Japan is upgrading its air traffic control system to increase flight capacity at its Tokyo hubs in anticipation of inbound tourism growth in excess of pre-pandemic levels in the mid- to long-term.
By spring 2025, the country’s four regional air traffic control centres will be merged into three: one managing high-altitude flights (above 10,000km) and two covering low-altitude flights (one for the east and one for the west). The consolidation will enable the network to manage two million flights annually, an increase of 10 per cent on current capacity.
By fiscal 2024, the government will also centralise flight routes, take-off and landing times and other information by creating a digital system based on International Civil Aviation Organization standards.
In tandem, Haneda International Airport in Tokyo and Narita International Airport in Chiba Prefecture are adding flight slots and plan to increase their total capacity to one million flights per year by 2029, up from 830,000 flights handled in 2020.
According to Japan’s Ministry of Land, Infrastructure, Transport and Tourism, slot expansion at these two airports are among their top priorities to boost tourism and Tokyo’s standing as a major international gateway.
The Japanese government is eager to welcome inbound growth as it strives to reach its target of 60 million international visitors annually by 2030 and prepares for international air passenger numbers to reach pre-Covid levels by 2024, as predicted by The International Air Transport Association.
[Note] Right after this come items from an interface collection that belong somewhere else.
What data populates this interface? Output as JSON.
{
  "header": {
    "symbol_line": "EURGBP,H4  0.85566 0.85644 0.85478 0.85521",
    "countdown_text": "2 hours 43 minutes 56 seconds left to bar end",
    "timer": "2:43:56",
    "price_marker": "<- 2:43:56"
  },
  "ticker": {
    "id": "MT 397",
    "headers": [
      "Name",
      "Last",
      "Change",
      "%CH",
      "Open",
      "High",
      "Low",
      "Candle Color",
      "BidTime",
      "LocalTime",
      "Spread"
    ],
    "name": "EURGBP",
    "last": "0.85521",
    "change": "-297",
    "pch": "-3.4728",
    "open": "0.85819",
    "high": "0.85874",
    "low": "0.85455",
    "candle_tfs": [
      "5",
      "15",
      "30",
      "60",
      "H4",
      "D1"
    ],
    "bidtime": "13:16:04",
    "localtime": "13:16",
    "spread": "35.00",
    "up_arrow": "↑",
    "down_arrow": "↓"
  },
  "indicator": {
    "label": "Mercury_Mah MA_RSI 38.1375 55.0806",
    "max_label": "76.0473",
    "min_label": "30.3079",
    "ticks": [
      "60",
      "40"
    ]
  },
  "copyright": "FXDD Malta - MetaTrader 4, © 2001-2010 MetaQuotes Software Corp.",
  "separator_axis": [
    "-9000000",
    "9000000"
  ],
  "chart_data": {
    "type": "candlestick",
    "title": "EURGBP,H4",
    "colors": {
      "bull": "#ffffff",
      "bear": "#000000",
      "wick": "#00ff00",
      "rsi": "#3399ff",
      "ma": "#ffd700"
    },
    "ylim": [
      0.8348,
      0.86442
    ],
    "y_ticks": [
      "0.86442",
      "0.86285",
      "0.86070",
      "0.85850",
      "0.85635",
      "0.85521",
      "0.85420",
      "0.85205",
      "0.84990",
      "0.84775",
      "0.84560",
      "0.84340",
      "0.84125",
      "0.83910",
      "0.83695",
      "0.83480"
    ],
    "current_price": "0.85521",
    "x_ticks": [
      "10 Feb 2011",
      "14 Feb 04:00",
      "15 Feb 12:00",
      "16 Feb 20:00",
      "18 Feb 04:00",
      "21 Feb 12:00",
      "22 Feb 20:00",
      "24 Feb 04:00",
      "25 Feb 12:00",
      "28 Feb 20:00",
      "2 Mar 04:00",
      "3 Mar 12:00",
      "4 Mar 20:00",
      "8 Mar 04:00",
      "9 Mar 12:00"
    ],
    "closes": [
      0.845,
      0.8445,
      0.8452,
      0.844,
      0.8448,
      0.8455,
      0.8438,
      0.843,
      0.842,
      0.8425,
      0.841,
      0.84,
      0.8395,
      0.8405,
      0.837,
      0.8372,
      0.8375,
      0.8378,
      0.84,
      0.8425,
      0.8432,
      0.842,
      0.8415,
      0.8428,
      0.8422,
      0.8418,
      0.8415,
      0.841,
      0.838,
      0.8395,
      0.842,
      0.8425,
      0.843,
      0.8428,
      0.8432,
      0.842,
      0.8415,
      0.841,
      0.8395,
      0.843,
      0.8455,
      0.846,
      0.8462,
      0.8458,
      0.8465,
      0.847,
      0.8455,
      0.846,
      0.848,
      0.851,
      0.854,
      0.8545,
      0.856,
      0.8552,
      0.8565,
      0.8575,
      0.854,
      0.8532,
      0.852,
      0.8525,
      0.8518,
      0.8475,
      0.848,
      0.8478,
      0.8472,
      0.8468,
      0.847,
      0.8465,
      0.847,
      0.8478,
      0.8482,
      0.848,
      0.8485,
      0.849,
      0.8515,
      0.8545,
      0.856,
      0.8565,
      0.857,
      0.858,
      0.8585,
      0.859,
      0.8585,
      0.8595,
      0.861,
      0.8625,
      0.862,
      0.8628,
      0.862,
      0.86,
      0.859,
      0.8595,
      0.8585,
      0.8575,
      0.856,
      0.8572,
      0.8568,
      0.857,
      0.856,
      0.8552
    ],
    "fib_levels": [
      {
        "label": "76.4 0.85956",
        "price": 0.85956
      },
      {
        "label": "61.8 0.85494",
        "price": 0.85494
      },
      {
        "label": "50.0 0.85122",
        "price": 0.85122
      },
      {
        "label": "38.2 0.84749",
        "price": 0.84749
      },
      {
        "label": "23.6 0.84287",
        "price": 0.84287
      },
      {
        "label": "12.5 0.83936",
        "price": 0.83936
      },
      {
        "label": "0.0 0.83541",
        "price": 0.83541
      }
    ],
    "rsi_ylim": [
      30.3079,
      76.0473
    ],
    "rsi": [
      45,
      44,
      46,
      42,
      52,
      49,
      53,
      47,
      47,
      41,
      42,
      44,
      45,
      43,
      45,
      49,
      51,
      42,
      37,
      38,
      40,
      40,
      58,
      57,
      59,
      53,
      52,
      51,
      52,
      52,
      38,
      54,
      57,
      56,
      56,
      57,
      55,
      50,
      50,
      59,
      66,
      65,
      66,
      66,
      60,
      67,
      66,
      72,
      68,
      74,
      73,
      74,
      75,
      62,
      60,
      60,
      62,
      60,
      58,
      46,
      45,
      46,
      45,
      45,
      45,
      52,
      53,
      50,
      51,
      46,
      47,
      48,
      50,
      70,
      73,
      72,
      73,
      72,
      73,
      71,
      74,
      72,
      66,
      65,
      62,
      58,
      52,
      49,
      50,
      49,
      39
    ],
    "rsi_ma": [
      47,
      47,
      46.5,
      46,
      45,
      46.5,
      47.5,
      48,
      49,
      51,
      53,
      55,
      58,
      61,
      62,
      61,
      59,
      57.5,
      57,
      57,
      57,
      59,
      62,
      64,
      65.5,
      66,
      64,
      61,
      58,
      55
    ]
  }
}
Indeed, the return of international airline capacity to Japan is growing steadily, with December 2022 figures only 54 per cent down on December 2019. In comparison, calendar 2022 data was 77 per cent down on calendar year 2019, indicating a significant uptick in travellers in the latter part of last year following Japan’s reopening in October 2022.